Now if that isn't a gripping title, I don't know what is!
Found out an interesting bit of trivia about ASP.NET and its processing life-cycle. The code I was working with has a per-application cache that was being loaded during the first web request that came in. There was an immediate problem with it reloading the cache multiple times under sufficient load, so I just put a locking solution into place to get around the problem. For a longer term fix, I thought the right solution would be moving the cache load from Application_BeginRequest out to Application_Start.
That's when I ran headlong into the trivia. The system was using ASP.NET's built in identity impersonation to pass credentials to our SQL Server backend. As soon as a moved the code to Application_Start, though, I got failures to connect to the database because the user wasn't identified.

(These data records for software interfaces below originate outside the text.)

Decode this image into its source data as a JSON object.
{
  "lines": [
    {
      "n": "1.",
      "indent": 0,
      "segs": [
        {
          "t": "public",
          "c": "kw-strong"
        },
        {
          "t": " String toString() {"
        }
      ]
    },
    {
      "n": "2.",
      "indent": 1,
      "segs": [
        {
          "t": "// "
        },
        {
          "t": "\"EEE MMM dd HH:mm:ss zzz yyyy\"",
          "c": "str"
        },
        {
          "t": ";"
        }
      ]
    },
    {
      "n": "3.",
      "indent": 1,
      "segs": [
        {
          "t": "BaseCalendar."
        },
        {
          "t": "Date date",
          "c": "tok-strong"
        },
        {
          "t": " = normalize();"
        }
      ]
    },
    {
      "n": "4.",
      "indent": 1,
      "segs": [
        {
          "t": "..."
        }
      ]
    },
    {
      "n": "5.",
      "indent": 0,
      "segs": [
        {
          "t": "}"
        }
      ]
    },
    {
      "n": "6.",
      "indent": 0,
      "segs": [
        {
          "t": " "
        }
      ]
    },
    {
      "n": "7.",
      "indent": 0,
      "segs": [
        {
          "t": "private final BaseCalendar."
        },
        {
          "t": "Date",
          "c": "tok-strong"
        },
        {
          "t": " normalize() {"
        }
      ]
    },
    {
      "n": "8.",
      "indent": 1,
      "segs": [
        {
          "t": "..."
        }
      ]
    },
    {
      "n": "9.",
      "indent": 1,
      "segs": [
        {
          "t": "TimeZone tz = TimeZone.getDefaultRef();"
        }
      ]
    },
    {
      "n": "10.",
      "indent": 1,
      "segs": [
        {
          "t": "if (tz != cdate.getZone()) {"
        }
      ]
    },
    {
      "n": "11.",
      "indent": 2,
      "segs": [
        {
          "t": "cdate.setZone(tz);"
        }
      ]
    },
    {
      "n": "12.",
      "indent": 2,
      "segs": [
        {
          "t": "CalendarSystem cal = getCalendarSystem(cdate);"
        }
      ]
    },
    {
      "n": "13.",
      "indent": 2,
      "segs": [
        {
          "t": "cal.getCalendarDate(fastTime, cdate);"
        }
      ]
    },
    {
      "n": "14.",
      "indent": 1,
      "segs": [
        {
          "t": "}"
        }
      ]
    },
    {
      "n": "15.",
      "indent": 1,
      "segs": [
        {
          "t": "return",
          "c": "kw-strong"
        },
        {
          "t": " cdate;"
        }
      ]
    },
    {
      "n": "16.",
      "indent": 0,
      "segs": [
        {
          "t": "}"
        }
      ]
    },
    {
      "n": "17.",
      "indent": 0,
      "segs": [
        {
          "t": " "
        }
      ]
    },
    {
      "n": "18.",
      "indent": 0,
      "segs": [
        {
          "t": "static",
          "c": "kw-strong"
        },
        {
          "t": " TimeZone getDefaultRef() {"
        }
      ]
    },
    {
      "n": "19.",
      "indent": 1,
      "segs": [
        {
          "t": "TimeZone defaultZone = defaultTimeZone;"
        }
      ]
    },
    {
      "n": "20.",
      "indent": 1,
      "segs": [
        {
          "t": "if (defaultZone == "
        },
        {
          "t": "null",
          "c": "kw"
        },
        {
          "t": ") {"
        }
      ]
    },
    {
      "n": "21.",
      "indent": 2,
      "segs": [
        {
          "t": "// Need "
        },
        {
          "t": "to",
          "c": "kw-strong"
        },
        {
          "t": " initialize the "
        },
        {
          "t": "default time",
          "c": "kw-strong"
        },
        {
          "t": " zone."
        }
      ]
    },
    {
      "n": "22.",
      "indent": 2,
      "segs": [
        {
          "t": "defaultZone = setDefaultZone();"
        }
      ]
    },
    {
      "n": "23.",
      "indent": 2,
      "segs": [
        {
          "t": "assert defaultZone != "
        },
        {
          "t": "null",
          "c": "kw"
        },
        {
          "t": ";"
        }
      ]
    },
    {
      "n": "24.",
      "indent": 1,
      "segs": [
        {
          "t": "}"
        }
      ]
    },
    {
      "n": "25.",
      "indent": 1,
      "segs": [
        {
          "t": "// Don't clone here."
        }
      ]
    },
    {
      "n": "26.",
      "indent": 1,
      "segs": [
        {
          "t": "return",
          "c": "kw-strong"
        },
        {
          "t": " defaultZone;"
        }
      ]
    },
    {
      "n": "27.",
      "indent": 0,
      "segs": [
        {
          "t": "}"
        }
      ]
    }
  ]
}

A little digging turned up this reference which explained it pretty well. ASP.NET doesn't start impersonating a Windows identity until after Application_Start has finished. That meant that when my code was running, it was as the local ASPNET identity, which didn't have the rights to access the database. Given our setup, that wasn't about to change, so the code remains, healthy and happy in Application_BeginRequest.